> _Task instructions_
Extract every line from the records below that contains the word "Customer".

> _Exercise data_
╔══

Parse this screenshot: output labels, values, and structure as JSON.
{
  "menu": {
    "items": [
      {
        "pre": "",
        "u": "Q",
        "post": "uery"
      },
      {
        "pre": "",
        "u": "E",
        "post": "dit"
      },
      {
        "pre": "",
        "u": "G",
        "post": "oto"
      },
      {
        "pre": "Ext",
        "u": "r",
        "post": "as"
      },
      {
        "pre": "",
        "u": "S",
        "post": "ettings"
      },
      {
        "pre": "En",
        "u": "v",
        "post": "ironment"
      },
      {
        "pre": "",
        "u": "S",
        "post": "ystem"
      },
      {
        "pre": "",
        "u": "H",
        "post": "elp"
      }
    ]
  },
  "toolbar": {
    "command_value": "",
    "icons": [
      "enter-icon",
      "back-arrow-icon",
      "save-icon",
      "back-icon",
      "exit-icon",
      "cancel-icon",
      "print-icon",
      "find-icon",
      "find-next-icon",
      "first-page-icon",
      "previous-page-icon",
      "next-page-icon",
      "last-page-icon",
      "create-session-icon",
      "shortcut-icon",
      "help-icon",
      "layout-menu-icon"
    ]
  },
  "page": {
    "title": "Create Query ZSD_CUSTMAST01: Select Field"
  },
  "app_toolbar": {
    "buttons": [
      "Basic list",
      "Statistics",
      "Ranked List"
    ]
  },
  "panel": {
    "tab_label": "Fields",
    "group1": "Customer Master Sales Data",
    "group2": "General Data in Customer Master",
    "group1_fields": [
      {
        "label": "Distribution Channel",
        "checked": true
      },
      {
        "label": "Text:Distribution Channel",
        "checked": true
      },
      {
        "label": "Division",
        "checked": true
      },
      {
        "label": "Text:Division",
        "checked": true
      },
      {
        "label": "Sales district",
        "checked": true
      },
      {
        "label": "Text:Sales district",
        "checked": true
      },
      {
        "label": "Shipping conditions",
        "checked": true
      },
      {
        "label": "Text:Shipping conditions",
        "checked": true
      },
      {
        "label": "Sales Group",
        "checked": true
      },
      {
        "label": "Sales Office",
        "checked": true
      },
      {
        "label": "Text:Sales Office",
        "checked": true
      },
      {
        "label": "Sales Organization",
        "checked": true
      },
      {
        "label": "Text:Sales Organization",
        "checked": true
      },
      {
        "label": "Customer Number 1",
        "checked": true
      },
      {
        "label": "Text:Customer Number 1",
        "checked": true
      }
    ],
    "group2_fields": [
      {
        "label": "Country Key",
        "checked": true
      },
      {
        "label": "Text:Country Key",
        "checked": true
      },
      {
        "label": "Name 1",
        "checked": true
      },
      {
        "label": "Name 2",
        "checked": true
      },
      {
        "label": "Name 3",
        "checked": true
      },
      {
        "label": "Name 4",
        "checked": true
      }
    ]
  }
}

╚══
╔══

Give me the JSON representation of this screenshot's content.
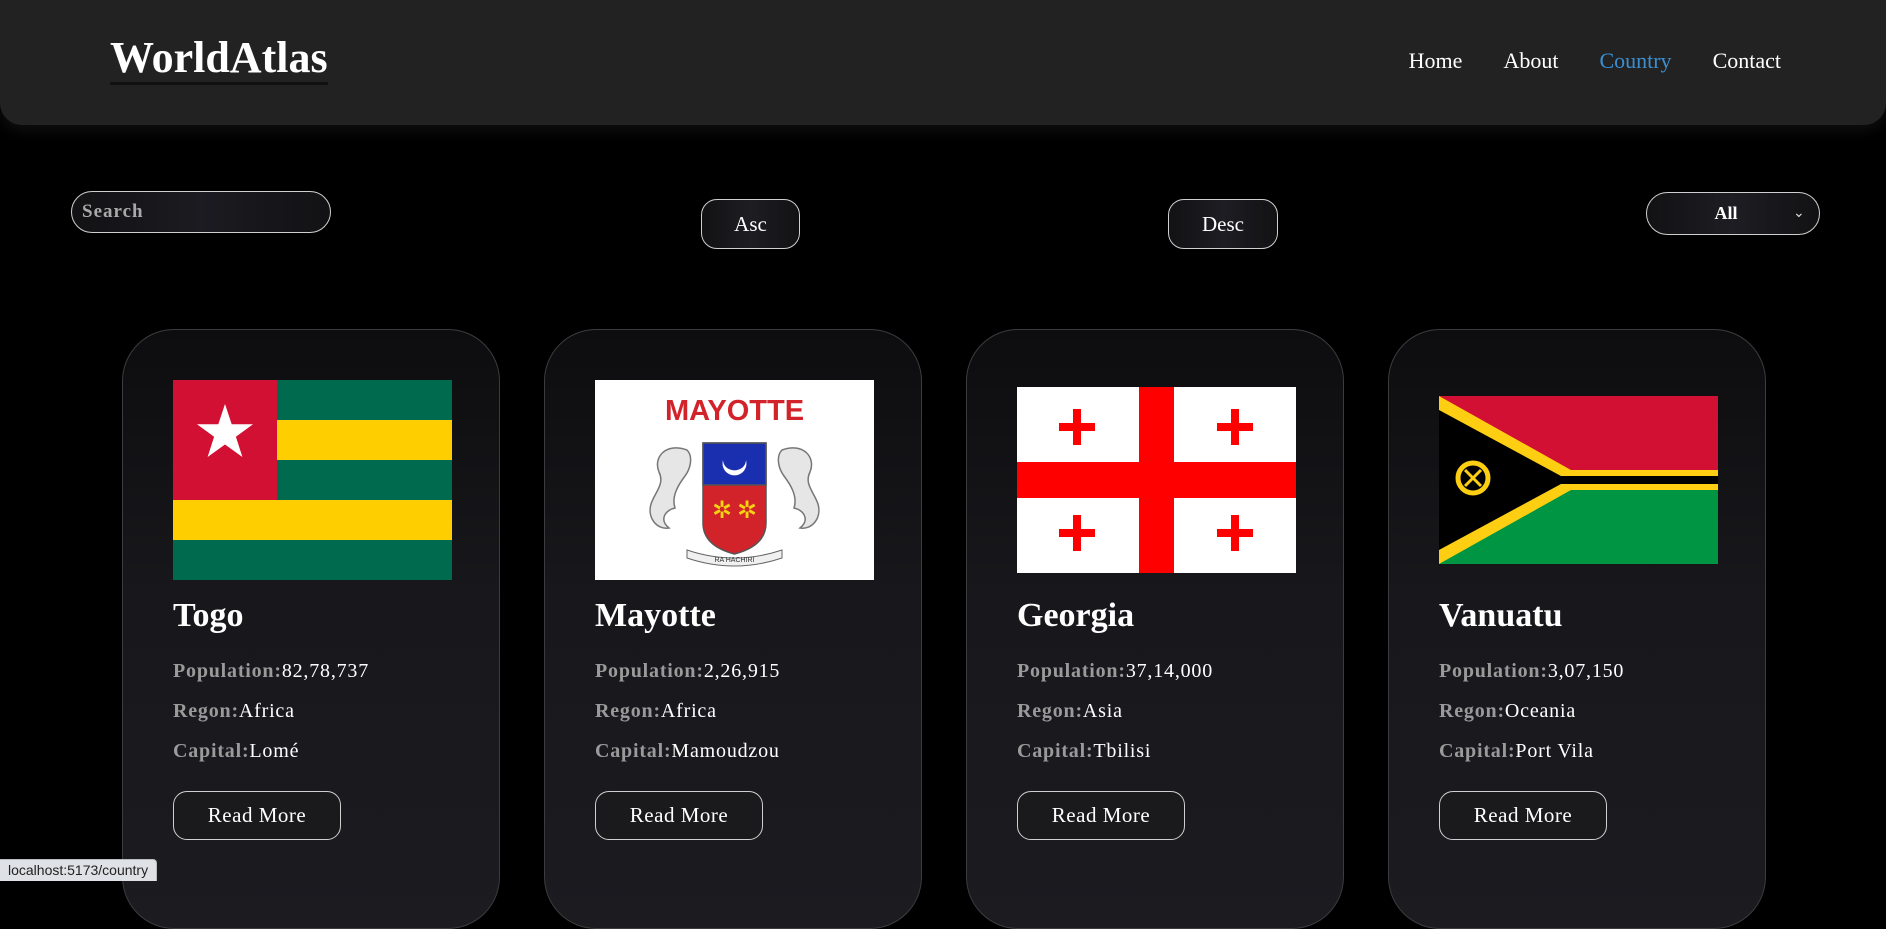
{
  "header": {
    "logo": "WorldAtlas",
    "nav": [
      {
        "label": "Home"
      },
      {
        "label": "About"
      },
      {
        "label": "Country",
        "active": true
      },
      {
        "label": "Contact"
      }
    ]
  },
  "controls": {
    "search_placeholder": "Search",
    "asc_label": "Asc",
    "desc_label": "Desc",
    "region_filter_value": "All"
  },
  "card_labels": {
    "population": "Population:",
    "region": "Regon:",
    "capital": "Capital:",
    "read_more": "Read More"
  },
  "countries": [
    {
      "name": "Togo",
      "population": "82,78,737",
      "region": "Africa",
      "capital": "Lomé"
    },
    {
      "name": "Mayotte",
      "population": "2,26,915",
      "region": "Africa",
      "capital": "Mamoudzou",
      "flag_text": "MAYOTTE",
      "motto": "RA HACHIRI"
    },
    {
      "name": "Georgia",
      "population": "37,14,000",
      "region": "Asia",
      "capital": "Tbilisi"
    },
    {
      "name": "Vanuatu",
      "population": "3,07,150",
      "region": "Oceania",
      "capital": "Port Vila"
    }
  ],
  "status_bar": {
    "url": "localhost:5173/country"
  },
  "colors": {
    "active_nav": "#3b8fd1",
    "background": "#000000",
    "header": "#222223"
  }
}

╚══
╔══

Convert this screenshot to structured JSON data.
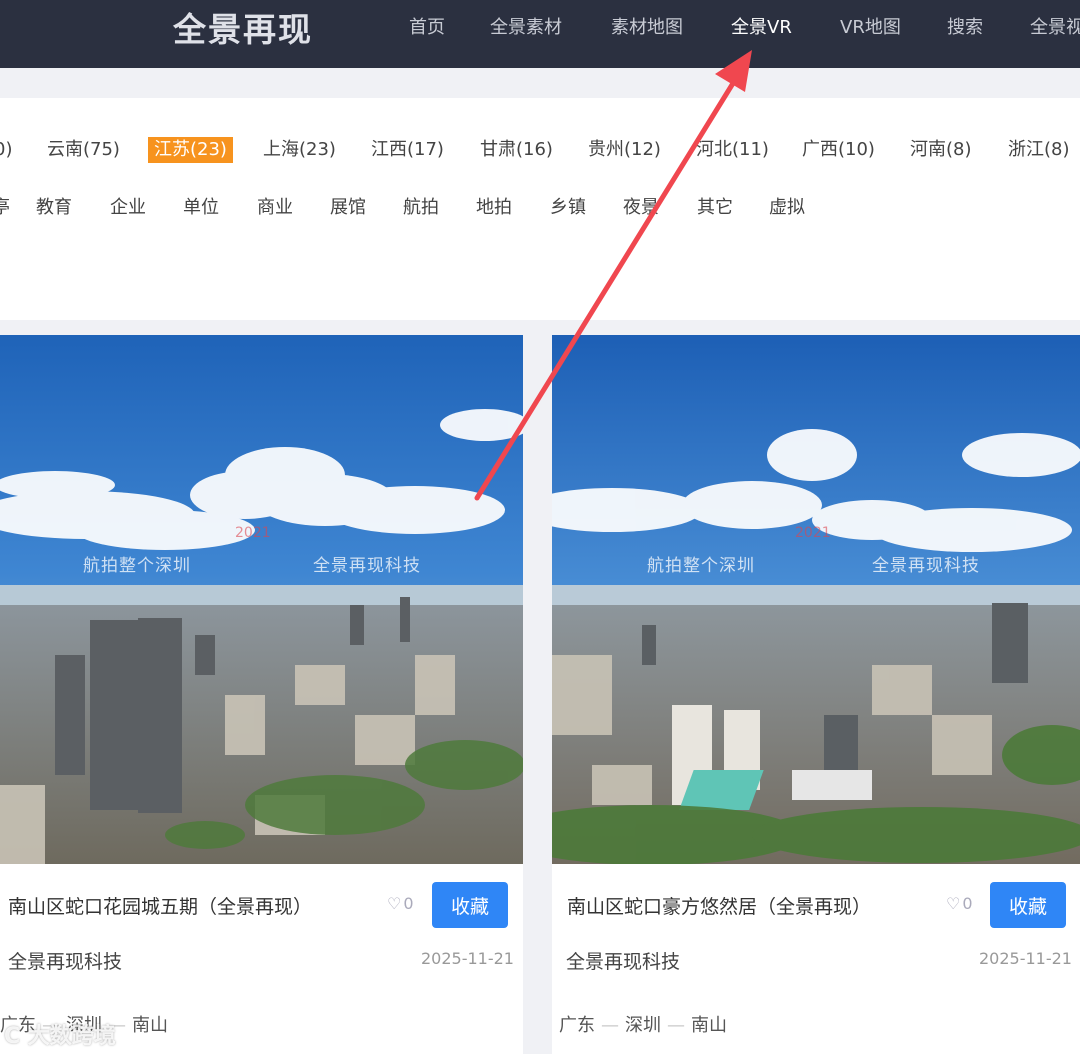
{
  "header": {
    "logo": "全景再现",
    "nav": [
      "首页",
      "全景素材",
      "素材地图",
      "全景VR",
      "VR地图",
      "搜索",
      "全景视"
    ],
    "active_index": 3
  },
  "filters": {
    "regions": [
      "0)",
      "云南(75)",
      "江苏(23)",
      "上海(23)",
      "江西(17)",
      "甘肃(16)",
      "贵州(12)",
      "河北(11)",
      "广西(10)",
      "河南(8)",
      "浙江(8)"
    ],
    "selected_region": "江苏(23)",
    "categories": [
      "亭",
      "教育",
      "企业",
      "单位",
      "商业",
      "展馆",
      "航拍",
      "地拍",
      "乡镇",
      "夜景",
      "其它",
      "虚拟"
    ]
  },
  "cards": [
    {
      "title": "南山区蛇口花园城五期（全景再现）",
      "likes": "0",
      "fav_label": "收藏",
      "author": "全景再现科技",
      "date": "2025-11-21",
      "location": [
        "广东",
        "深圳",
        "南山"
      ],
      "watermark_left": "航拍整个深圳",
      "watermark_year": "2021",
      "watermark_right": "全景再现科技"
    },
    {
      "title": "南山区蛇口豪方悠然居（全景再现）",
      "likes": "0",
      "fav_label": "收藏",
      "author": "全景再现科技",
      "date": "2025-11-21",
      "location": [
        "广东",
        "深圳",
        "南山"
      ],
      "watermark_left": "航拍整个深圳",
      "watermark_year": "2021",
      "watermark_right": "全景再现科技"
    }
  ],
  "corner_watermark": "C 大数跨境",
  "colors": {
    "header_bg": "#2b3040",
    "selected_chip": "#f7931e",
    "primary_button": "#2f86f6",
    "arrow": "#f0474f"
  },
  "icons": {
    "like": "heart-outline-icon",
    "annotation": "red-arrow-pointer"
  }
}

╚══

> _The answer_
    "group1": "Customer Master Sales Data",
    "group2": "General Data in Customer Master",
        "label": "Customer Number 1",
        "label": "Text:Customer Number 1",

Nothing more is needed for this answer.